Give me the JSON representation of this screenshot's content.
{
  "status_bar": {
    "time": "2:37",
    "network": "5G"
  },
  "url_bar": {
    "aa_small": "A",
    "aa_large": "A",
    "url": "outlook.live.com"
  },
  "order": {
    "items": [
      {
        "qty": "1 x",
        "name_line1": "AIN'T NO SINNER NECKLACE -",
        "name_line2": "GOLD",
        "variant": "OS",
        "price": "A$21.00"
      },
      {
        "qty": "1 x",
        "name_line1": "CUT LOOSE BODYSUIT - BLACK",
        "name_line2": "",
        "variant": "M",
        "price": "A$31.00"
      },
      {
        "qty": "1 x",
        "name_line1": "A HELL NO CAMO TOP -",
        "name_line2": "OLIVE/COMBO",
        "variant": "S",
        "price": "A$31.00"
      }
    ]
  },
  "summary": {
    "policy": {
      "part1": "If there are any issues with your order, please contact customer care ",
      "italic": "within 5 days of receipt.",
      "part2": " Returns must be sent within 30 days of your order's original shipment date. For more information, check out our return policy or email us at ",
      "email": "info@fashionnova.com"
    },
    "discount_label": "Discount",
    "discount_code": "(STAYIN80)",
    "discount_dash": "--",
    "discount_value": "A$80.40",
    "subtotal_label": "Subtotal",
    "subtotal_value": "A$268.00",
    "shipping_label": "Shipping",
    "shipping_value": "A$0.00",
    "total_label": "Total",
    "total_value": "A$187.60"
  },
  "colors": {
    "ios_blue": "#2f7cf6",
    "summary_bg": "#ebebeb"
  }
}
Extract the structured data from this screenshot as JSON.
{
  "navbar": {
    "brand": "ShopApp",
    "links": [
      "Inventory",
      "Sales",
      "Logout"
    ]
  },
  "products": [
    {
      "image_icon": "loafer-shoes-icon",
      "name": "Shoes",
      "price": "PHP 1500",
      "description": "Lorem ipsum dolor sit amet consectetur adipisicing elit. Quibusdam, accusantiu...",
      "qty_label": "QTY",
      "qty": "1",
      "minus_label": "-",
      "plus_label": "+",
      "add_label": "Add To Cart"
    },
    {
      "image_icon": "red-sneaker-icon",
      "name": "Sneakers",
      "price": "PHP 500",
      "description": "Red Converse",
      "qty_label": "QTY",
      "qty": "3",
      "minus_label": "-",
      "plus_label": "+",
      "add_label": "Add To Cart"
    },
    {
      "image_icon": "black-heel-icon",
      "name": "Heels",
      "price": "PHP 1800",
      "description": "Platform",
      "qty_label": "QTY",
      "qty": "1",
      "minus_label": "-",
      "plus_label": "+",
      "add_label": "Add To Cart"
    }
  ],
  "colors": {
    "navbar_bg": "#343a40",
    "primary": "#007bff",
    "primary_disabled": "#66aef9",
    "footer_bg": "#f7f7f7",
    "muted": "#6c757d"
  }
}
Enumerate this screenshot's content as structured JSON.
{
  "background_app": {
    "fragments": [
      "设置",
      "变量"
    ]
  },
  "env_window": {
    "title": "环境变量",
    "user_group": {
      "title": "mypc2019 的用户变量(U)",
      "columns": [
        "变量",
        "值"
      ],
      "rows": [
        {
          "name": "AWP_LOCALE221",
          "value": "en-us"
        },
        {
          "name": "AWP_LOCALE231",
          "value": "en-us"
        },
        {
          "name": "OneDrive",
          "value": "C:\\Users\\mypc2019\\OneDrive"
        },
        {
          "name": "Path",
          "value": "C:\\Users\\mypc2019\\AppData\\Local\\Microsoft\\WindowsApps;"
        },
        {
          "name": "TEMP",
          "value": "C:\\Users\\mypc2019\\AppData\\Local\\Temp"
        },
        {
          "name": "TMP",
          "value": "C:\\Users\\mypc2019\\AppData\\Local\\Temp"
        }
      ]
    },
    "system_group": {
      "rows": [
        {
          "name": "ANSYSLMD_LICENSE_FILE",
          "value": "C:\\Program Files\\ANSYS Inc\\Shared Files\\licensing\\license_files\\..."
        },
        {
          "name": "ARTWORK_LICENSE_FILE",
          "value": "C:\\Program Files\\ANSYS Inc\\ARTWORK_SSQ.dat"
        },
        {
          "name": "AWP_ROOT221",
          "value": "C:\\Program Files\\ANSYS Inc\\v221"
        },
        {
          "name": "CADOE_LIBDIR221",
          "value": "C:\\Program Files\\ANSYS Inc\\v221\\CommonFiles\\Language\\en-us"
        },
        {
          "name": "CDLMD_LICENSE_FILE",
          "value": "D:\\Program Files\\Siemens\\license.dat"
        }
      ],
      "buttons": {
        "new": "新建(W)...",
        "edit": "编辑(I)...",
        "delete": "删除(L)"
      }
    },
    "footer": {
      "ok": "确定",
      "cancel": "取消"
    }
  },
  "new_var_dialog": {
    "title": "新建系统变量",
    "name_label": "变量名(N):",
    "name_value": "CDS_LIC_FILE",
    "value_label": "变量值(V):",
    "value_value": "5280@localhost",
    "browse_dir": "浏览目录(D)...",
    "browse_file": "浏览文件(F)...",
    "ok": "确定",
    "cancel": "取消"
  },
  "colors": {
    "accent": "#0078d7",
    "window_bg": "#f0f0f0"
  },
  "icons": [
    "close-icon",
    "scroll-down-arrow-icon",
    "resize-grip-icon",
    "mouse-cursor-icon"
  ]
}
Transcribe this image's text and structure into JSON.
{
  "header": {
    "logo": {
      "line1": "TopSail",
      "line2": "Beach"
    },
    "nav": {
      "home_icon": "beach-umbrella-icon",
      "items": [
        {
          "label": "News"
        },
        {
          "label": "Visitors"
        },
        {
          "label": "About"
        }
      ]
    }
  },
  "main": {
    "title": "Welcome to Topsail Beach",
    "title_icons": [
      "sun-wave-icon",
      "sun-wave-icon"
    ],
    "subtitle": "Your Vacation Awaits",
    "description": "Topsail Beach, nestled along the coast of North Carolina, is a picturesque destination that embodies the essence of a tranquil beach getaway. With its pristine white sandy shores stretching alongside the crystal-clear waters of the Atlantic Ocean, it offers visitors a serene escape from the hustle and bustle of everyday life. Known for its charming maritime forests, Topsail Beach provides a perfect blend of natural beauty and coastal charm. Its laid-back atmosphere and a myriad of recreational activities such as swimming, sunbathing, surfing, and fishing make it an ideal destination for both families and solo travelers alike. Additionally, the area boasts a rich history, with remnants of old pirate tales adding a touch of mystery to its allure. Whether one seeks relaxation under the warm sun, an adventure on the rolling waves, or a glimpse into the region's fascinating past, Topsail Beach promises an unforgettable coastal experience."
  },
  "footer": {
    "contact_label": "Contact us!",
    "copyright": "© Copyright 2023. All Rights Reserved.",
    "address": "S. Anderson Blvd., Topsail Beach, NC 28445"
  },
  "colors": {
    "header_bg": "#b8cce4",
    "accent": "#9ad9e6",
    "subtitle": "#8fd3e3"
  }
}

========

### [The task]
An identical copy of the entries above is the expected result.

### [Task response]
Give me the JSON representation of this screenshot's content.
{
  "status_bar": {
    "time": "2:37",
    "network": "5G"
  },
  "url_bar": {
    "aa_small": "A",
    "aa_large": "A",
    "url": "outlook.live.com"
  },
  "order": {
    "items": [
      {
        "qty": "1 x",
        "name_line1": "AIN'T NO SINNER NECKLACE -",
        "name_line2": "GOLD",
        "variant": "OS",
        "price": "A$21.00"
      },
      {
        "qty": "1 x",
        "name_line1": "CUT LOOSE BODYSUIT - BLACK",
        "name_line2": "",
        "variant": "M",
        "price": "A$31.00"
      },
      {
        "qty": "1 x",
        "name_line1": "A HELL NO CAMO TOP -",
        "name_line2": "OLIVE/COMBO",
        "variant": "S",
        "price": "A$31.00"
      }
    ]
  },
  "summary": {
    "policy": {
      "part1": "If there are any issues with your order, please contact customer care ",
      "italic": "within 5 days of receipt.",
      "part2": " Returns must be sent within 30 days of your order's original shipment date. For more information, check out our return policy or email us at ",
      "email": "info@fashionnova.com"
    },
    "discount_label": "Discount",
    "discount_code": "(STAYIN80)",
    "discount_dash": "--",
    "discount_value": "A$80.40",
    "subtotal_label": "Subtotal",
    "subtotal_value": "A$268.00",
    "shipping_label": "Shipping",
    "shipping_value": "A$0.00",
    "total_label": "Total",
    "total_value": "A$187.60"
  },
  "colors": {
    "ios_blue": "#2f7cf6",
    "summary_bg": "#ebebeb"
  }
}
Extract the structured data from this screenshot as JSON.
{
  "navbar": {
    "brand": "ShopApp",
    "links": [
      "Inventory",
      "Sales",
      "Logout"
    ]
  },
  "products": [
    {
      "image_icon": "loafer-shoes-icon",
      "name": "Shoes",
      "price": "PHP 1500",
      "description": "Lorem ipsum dolor sit amet consectetur adipisicing elit. Quibusdam, accusantiu...",
      "qty_label": "QTY",
      "qty": "1",
      "minus_label": "-",
      "plus_label": "+",
      "add_label": "Add To Cart"
    },
    {
      "image_icon": "red-sneaker-icon",
      "name": "Sneakers",
      "price": "PHP 500",
      "description": "Red Converse",
      "qty_label": "QTY",
      "qty": "3",
      "minus_label": "-",
      "plus_label": "+",
      "add_label": "Add To Cart"
    },
    {
      "image_icon": "black-heel-icon",
      "name": "Heels",
      "price": "PHP 1800",
      "description": "Platform",
      "qty_label": "QTY",
      "qty": "1",
      "minus_label": "-",
      "plus_label": "+",
      "add_label": "Add To Cart"
    }
  ],
  "colors": {
    "navbar_bg": "#343a40",
    "primary": "#007bff",
    "primary_disabled": "#66aef9",
    "footer_bg": "#f7f7f7",
    "muted": "#6c757d"
  }
}
Enumerate this screenshot's content as structured JSON.
{
  "background_app": {
    "fragments": [
      "设置",
      "变量"
    ]
  },
  "env_window": {
    "title": "环境变量",
    "user_group": {
      "title": "mypc2019 的用户变量(U)",
      "columns": [
        "变量",
        "值"
      ],
      "rows": [
        {
          "name": "AWP_LOCALE221",
          "value": "en-us"
        },
        {
          "name": "AWP_LOCALE231",
          "value": "en-us"
        },
        {
          "name": "OneDrive",
          "value": "C:\\Users\\mypc2019\\OneDrive"
        },
        {
          "name": "Path",
          "value": "C:\\Users\\mypc2019\\AppData\\Local\\Microsoft\\WindowsApps;"
        },
        {
          "name": "TEMP",
          "value": "C:\\Users\\mypc2019\\AppData\\Local\\Temp"
        },
        {
          "name": "TMP",
          "value": "C:\\Users\\mypc2019\\AppData\\Local\\Temp"
        }
      ]
    },
    "system_group": {
      "rows": [
        {
          "name": "ANSYSLMD_LICENSE_FILE",
          "value": "C:\\Program Files\\ANSYS Inc\\Shared Files\\licensing\\license_files\\..."
        },
        {
          "name": "ARTWORK_LICENSE_FILE",
          "value": "C:\\Program Files\\ANSYS Inc\\ARTWORK_SSQ.dat"
        },
        {
          "name": "AWP_ROOT221",
          "value": "C:\\Program Files\\ANSYS Inc\\v221"
        },
        {
          "name": "CADOE_LIBDIR221",
          "value": "C:\\Program Files\\ANSYS Inc\\v221\\CommonFiles\\Language\\en-us"
        },
        {
          "name": "CDLMD_LICENSE_FILE",
          "value": "D:\\Program Files\\Siemens\\license.dat"
        }
      ],
      "buttons": {
        "new": "新建(W)...",
        "edit": "编辑(I)...",
        "delete": "删除(L)"
      }
    },
    "footer": {
      "ok": "确定",
      "cancel": "取消"
    }
  },
  "new_var_dialog": {
    "title": "新建系统变量",
    "name_label": "变量名(N):",
    "name_value": "CDS_LIC_FILE",
    "value_label": "变量值(V):",
    "value_value": "5280@localhost",
    "browse_dir": "浏览目录(D)...",
    "browse_file": "浏览文件(F)...",
    "ok": "确定",
    "cancel": "取消"
  },
  "colors": {
    "accent": "#0078d7",
    "window_bg": "#f0f0f0"
  },
  "icons": [
    "close-icon",
    "scroll-down-arrow-icon",
    "resize-grip-icon",
    "mouse-cursor-icon"
  ]
}
Transcribe this image's text and structure into JSON.
{
  "header": {
    "logo": {
      "line1": "TopSail",
      "line2": "Beach"
    },
    "nav": {
      "home_icon": "beach-umbrella-icon",
      "items": [
        {
          "label": "News"
        },
        {
          "label": "Visitors"
        },
        {
          "label": "About"
        }
      ]
    }
  },
  "main": {
    "title": "Welcome to Topsail Beach",
    "title_icons": [
      "sun-wave-icon",
      "sun-wave-icon"
    ],
    "subtitle": "Your Vacation Awaits",
    "description": "Topsail Beach, nestled along the coast of North Carolina, is a picturesque destination that embodies the essence of a tranquil beach getaway. With its pristine white sandy shores stretching alongside the crystal-clear waters of the Atlantic Ocean, it offers visitors a serene escape from the hustle and bustle of everyday life. Known for its charming maritime forests, Topsail Beach provides a perfect blend of natural beauty and coastal charm. Its laid-back atmosphere and a myriad of recreational activities such as swimming, sunbathing, surfing, and fishing make it an ideal destination for both families and solo travelers alike. Additionally, the area boasts a rich history, with remnants of old pirate tales adding a touch of mystery to its allure. Whether one seeks relaxation under the warm sun, an adventure on the rolling waves, or a glimpse into the region's fascinating past, Topsail Beach promises an unforgettable coastal experience."
  },
  "footer": {
    "contact_label": "Contact us!",
    "copyright": "© Copyright 2023. All Rights Reserved.",
    "address": "S. Anderson Blvd., Topsail Beach, NC 28445"
  },
  "colors": {
    "header_bg": "#b8cce4",
    "accent": "#9ad9e6",
    "subtitle": "#8fd3e3"
  }
}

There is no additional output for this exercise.